--- START ---

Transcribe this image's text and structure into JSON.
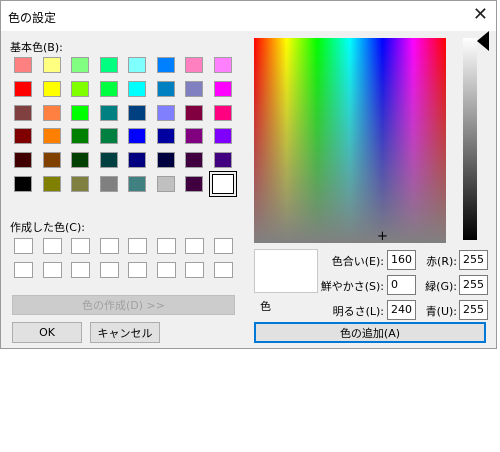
{
  "title": "色の設定",
  "close_glyph": "✕",
  "basic_colors_label": "基本色(B):",
  "basic_colors": [
    [
      "#ff8080",
      "#ffff80",
      "#80ff80",
      "#00ff80",
      "#80ffff",
      "#0080ff",
      "#ff80c0",
      "#ff80ff"
    ],
    [
      "#ff0000",
      "#ffff00",
      "#80ff00",
      "#00ff40",
      "#00ffff",
      "#0080c0",
      "#8080c0",
      "#ff00ff"
    ],
    [
      "#804040",
      "#ff8040",
      "#00ff00",
      "#008080",
      "#004080",
      "#8080ff",
      "#800040",
      "#ff0080"
    ],
    [
      "#800000",
      "#ff8000",
      "#008000",
      "#008040",
      "#0000ff",
      "#0000a0",
      "#800080",
      "#8000ff"
    ],
    [
      "#400000",
      "#804000",
      "#004000",
      "#004040",
      "#000080",
      "#000040",
      "#400040",
      "#400080"
    ],
    [
      "#000000",
      "#808000",
      "#808040",
      "#808080",
      "#408080",
      "#c0c0c0",
      "#400040",
      "#ffffff"
    ]
  ],
  "custom_colors_label": "作成した色(C):",
  "define_custom_button": "色の作成(D) >>",
  "ok_button": "OK",
  "cancel_button": "キャンセル",
  "color_solid_label": "色",
  "fields": {
    "hue": {
      "label": "色合い(E):",
      "value": "160"
    },
    "sat": {
      "label": "鮮やかさ(S):",
      "value": "0"
    },
    "lum": {
      "label": "明るさ(L):",
      "value": "240"
    },
    "red": {
      "label": "赤(R):",
      "value": "255"
    },
    "green": {
      "label": "緑(G):",
      "value": "255"
    },
    "blue": {
      "label": "青(U):",
      "value": "255"
    }
  },
  "add_custom_button": "色の追加(A)",
  "selected_basic_color": "#ffffff"
}
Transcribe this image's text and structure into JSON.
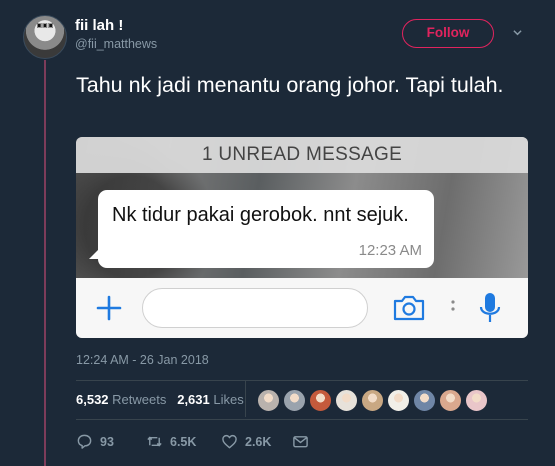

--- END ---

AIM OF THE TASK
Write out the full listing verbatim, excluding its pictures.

EXERCISE ANSWER
Transcribe this image's text and structure into JSON.
{
  "title": "色の設定",
  "close_glyph": "✕",
  "basic_colors_label": "基本色(B):",
  "basic_colors": [
    [
      "#ff8080",
      "#ffff80",
      "#80ff80",
      "#00ff80",
      "#80ffff",
      "#0080ff",
      "#ff80c0",
      "#ff80ff"
    ],
    [
      "#ff0000",
      "#ffff00",
      "#80ff00",
      "#00ff40",
      "#00ffff",
      "#0080c0",
      "#8080c0",
      "#ff00ff"
    ],
    [
      "#804040",
      "#ff8040",
      "#00ff00",
      "#008080",
      "#004080",
      "#8080ff",
      "#800040",
      "#ff0080"
    ],
    [
      "#800000",
      "#ff8000",
      "#008000",
      "#008040",
      "#0000ff",
      "#0000a0",
      "#800080",
      "#8000ff"
    ],
    [
      "#400000",
      "#804000",
      "#004000",
      "#004040",
      "#000080",
      "#000040",
      "#400040",
      "#400080"
    ],
    [
      "#000000",
      "#808000",
      "#808040",
      "#808080",
      "#408080",
      "#c0c0c0",
      "#400040",
      "#ffffff"
    ]
  ],
  "custom_colors_label": "作成した色(C):",
  "define_custom_button": "色の作成(D) >>",
  "ok_button": "OK",
  "cancel_button": "キャンセル",
  "color_solid_label": "色",
  "fields": {
    "hue": {
      "label": "色合い(E):",
      "value": "160"
    },
    "sat": {
      "label": "鮮やかさ(S):",
      "value": "0"
    },
    "lum": {
      "label": "明るさ(L):",
      "value": "240"
    },
    "red": {
      "label": "赤(R):",
      "value": "255"
    },
    "green": {
      "label": "緑(G):",
      "value": "255"
    },
    "blue": {
      "label": "青(U):",
      "value": "255"
    }
  },
  "add_custom_button": "色の追加(A)",
  "selected_basic_color": "#ffffff"
}
Transcribe this image's text and structure into JSON.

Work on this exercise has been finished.